This is a guest post by BH. BH is a healthcare professional who takes a keen interest in palliative care. He applies to his personal financial affairs the same level of meticulousness he displays at work. He has kindly agreed to contribute an article on something that is very close to his heart. BH is also a BigFatPurse reader and a long time childhood friend.
Speak of financial planning and the image of sitting down with a financial advisor going through numbers and portfolios will come to mind. We work hard to earn our money, and make sure that our money work harder for us by diligently saving and investing the money in financial instruments.
We try to make sure we have enough for our nest egg when we retire and not be financially dependent on family members. We buy insurance policies in case something untoward happen to us, so that our families will not be left high and dry.
A typical investor like me will probably have shares in the CDP account, savings in the bank and probably a joint savings account for household expenses. These arrangements work fine when one is well and is earning.

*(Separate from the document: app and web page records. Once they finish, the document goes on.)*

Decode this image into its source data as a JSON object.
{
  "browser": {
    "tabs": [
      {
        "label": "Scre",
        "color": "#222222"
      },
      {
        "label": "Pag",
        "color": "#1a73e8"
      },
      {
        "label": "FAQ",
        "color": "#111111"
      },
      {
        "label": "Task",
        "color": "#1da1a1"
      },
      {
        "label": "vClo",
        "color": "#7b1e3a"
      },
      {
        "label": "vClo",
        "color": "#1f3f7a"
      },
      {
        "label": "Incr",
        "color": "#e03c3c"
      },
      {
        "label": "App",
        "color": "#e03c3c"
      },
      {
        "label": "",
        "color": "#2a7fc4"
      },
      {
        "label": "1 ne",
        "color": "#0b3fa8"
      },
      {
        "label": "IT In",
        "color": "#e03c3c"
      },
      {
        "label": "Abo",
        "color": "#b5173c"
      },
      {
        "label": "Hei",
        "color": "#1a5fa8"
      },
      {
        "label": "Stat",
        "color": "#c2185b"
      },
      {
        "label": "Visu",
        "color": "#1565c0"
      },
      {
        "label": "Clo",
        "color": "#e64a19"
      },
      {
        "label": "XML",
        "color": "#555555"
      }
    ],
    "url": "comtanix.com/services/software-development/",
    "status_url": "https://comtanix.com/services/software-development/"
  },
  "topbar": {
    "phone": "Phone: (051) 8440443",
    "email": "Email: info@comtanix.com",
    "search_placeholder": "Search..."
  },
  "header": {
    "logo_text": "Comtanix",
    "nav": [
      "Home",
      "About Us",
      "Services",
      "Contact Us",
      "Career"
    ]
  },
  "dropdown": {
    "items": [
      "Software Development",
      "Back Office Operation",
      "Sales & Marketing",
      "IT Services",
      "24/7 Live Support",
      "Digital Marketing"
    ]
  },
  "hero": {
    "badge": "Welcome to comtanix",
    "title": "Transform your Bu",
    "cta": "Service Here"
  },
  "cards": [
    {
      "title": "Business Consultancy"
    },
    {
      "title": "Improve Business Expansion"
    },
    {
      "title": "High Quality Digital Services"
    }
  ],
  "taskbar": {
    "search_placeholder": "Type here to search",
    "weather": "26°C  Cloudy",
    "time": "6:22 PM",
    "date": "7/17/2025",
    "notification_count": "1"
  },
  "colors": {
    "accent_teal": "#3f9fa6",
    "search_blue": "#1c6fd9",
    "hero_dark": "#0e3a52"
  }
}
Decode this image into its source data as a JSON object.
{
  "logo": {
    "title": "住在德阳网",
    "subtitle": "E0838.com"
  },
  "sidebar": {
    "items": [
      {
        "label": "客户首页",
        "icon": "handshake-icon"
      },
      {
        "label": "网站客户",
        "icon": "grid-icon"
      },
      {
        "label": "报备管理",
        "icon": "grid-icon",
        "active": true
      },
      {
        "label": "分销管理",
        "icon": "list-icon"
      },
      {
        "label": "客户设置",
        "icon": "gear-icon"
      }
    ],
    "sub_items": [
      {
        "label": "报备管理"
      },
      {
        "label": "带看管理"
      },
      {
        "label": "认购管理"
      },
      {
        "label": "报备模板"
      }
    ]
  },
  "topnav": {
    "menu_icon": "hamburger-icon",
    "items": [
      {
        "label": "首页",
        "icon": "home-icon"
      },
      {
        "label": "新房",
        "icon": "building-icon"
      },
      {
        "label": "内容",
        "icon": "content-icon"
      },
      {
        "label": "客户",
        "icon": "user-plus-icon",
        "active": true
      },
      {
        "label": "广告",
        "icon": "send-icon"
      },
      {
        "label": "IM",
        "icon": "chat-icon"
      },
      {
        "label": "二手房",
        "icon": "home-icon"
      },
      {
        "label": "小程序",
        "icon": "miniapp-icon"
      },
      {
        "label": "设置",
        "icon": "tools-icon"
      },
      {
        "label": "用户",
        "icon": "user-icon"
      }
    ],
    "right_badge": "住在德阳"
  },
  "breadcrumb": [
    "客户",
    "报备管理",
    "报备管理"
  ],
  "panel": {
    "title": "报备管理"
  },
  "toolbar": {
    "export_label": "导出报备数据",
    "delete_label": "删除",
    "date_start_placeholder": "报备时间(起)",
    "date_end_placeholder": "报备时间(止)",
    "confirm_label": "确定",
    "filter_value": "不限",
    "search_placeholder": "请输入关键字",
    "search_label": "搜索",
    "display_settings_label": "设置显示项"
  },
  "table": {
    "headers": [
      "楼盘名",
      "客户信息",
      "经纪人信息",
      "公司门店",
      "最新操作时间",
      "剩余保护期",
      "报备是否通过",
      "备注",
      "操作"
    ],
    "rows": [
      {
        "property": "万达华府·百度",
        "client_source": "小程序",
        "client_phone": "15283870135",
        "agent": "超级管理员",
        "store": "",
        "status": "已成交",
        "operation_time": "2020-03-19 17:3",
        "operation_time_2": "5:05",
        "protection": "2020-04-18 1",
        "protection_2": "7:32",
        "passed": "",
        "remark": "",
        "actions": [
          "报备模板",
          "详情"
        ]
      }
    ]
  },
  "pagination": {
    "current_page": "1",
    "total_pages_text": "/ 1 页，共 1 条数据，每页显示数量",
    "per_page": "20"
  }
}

What if something untoward happens to me?
If I die, the estate is frozen until the will is executed. If there is no will, the intestate laws in Singapore will distribute my estate to my wife and children in a rather fair way. Except that the process is a tedious and frustrating process, with multiple trips to the lawyer. For the Letter of Administration to be granted to executor of the estate, the process can take up to 2 years for a simple case.
Dying, in this sense is straightforward.
What if I meet with an accident or suffer a stroke and become comatose, and become unable to make decisions about my finances? Or what if I suffer from dementia as I advance in age and my decision-making abilities becomes impaired?
Any assets in my name are technically frozen, because my family cannot access them without my consent. Caring for me is tough and cash runs dry. I become expensive to keep alive.
My family is left distressed, both emotionally and financially. Until the day I die and my assets become part of my estate, they are inaccessible, even if the money is desperately needed to pay for my maintenance and medical expenses……
Holistic Financial Planning – The Lasting Power of Attorney
To me, financial planning includes making decisions about what happens to my money. It should be made when I am of sound mind and is well and ideally should be discussed with my loved ones.
This planning includes writing a will to specify how I want my estate to be distributed when I die, and more importantly, making a Lasting Power of Attorney (LPA), also known as the living will, to appoint a proxy to make decisions on my behalf should I lose my mental capacity.
Under the Mental Capacity Act (2010), the LPA is a statutory document that allows me (the donor) to appoint a proxy (the donee) to make decisions in areas of personal welfare, property and finances.
The LPA allows me to appoint one or more donees that are competent and trustworthy to manage my affairs. It can be a family member or a friend. I can also decide whether to grant general powers to my donee or give specific powers only. My donee needs to give consent to be appointed.
Being joined in matrimony does not allow my spouse to step up to this role, unless the appointment is formalised via a LPA.
Upon being certified to lose my mental capacity, my donee steps up and liaises with third parties to act on my behalf in my care and finances.
How To Make An LPA
Making LPA is straightforward. Choose an appropriate form (Form 1 or 2) and complete your LPA. Find a certificate issuer which can be either a doctor, lawyer or psychiatrist. (Form 2 needs to be drafted at the laywer’s).
This ensures that one understands the implications of making a LPA. Mail the completed LPA to the Office of the Public Guardian (OPG) and the LPA will be registered with the OPG 6 weeks later. Making a LPA is free for Singapore Citizens. Doctor’s or lawyers fees apply.
The LPA can be revoked anytime as long as I still have the mental capacity to. Like a will, decisions like these can be amended to suit my life’s stages. More importantly, they are in place when “what if” comes.
There are safeguards in place to protect me. Moreover, the LPA does not give the donee any power in areas of treatment decisions, the Advanced Medical Directive, matters regarding my will, CPF and insurance nominations. Ill-treatment and wilful neglect of the donor under the Mental Capacity Act are criminal offences.
A case in point of a LPA that went awry was the case of Yang Yin. It underscores the importance of choosing someone trustworthy.
What happens without an LPA?
Without a LPA, an alternative to act on my behalf in the event I lose my mental capacity is to apply to the courts to be appointed as a deputy to manage my affairs. It is an even more tedious and draining process.
A friend shared his horror stories of the hassle of applying to the courts to be appointed a deputy to manage his mum’s affairs because his mum has dementia. Having learnt the hard way, he advocates the importance of making of a LPA to each and every one of us.
However, a LPA does not cover all aspects of care. In fact, Advance Care Planning (ACPs) is the new national conversation that healthcare providers want to start to reach out to help people initiate difficult conversations about healthcare decisions about what we want and don’t want at end of life with family members, and this is increasingly important as our population ages.
However morbid, starting conversations like these can never be too early!